──────── Dataset content
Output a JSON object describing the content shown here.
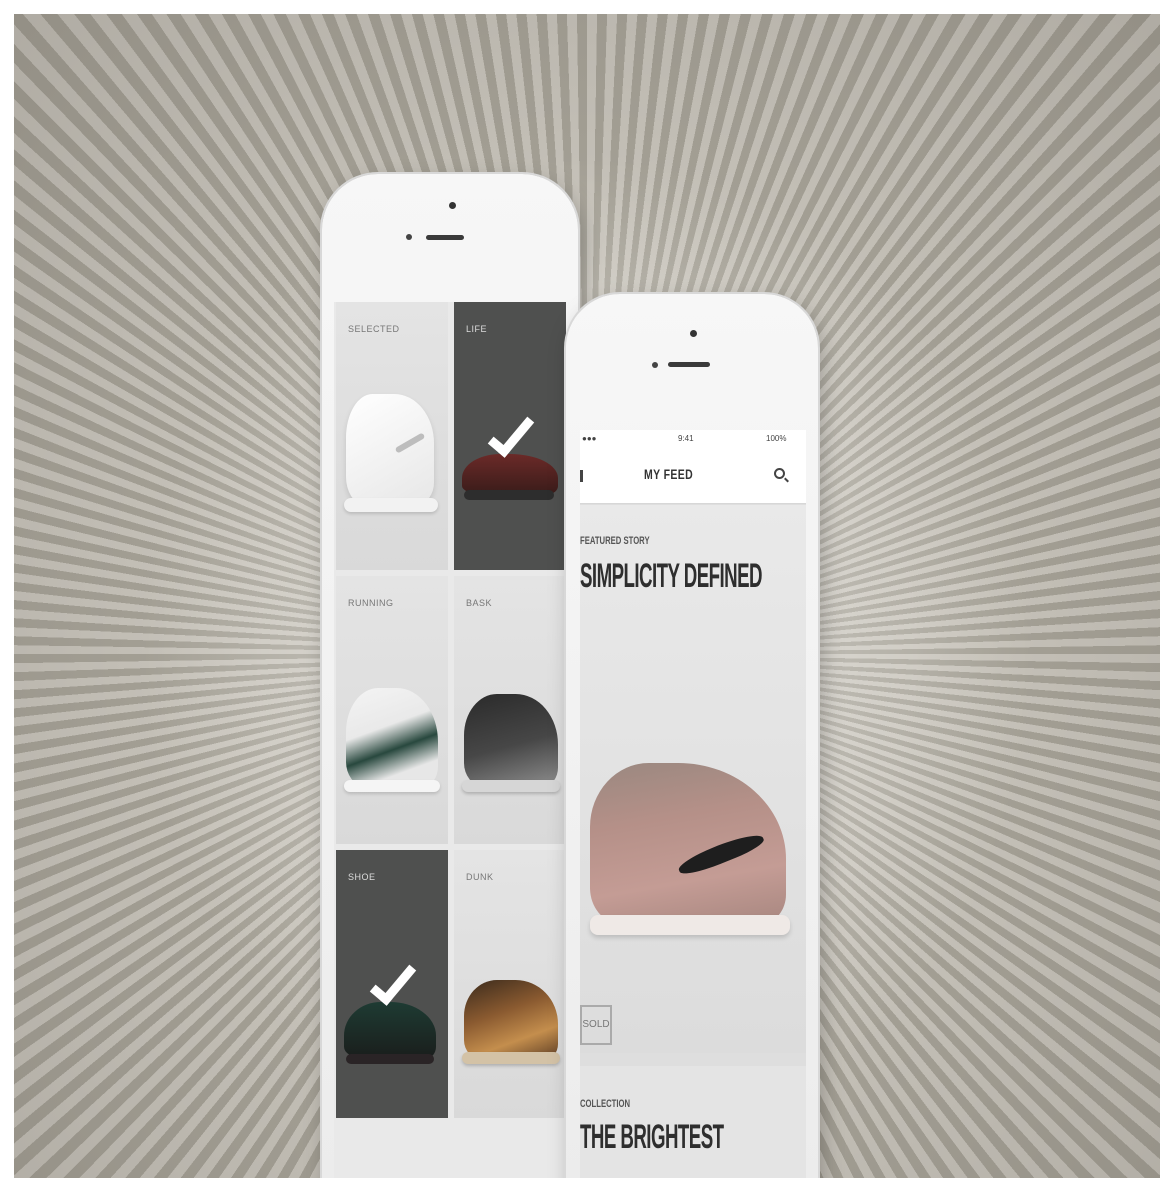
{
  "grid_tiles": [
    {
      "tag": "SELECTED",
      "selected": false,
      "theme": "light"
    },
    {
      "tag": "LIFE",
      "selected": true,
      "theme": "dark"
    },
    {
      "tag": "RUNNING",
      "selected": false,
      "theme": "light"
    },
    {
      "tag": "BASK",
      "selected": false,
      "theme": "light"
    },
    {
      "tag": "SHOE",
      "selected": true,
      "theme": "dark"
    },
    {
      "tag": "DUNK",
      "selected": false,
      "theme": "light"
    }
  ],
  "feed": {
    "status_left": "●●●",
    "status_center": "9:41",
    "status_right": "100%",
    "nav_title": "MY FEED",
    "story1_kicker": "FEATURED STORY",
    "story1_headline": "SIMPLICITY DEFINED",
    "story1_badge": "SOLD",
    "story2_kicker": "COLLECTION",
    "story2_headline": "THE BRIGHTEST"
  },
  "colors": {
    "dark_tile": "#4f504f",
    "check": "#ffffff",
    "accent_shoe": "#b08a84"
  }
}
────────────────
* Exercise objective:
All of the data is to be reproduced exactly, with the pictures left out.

* Output of the task:
Output a JSON object describing the content shown here.
{
  "grid_tiles": [
    {
      "tag": "SELECTED",
      "selected": false,
      "theme": "light"
    },
    {
      "tag": "LIFE",
      "selected": true,
      "theme": "dark"
    },
    {
      "tag": "RUNNING",
      "selected": false,
      "theme": "light"
    },
    {
      "tag": "BASK",
      "selected": false,
      "theme": "light"
    },
    {
      "tag": "SHOE",
      "selected": true,
      "theme": "dark"
    },
    {
      "tag": "DUNK",
      "selected": false,
      "theme": "light"
    }
  ],
  "feed": {
    "status_left": "●●●",
    "status_center": "9:41",
    "status_right": "100%",
    "nav_title": "MY FEED",
    "story1_kicker": "FEATURED STORY",
    "story1_headline": "SIMPLICITY DEFINED",
    "story1_badge": "SOLD",
    "story2_kicker": "COLLECTION",
    "story2_headline": "THE BRIGHTEST"
  },
  "colors": {
    "dark_tile": "#4f504f",
    "check": "#ffffff",
    "accent_shoe": "#b08a84"
  }
}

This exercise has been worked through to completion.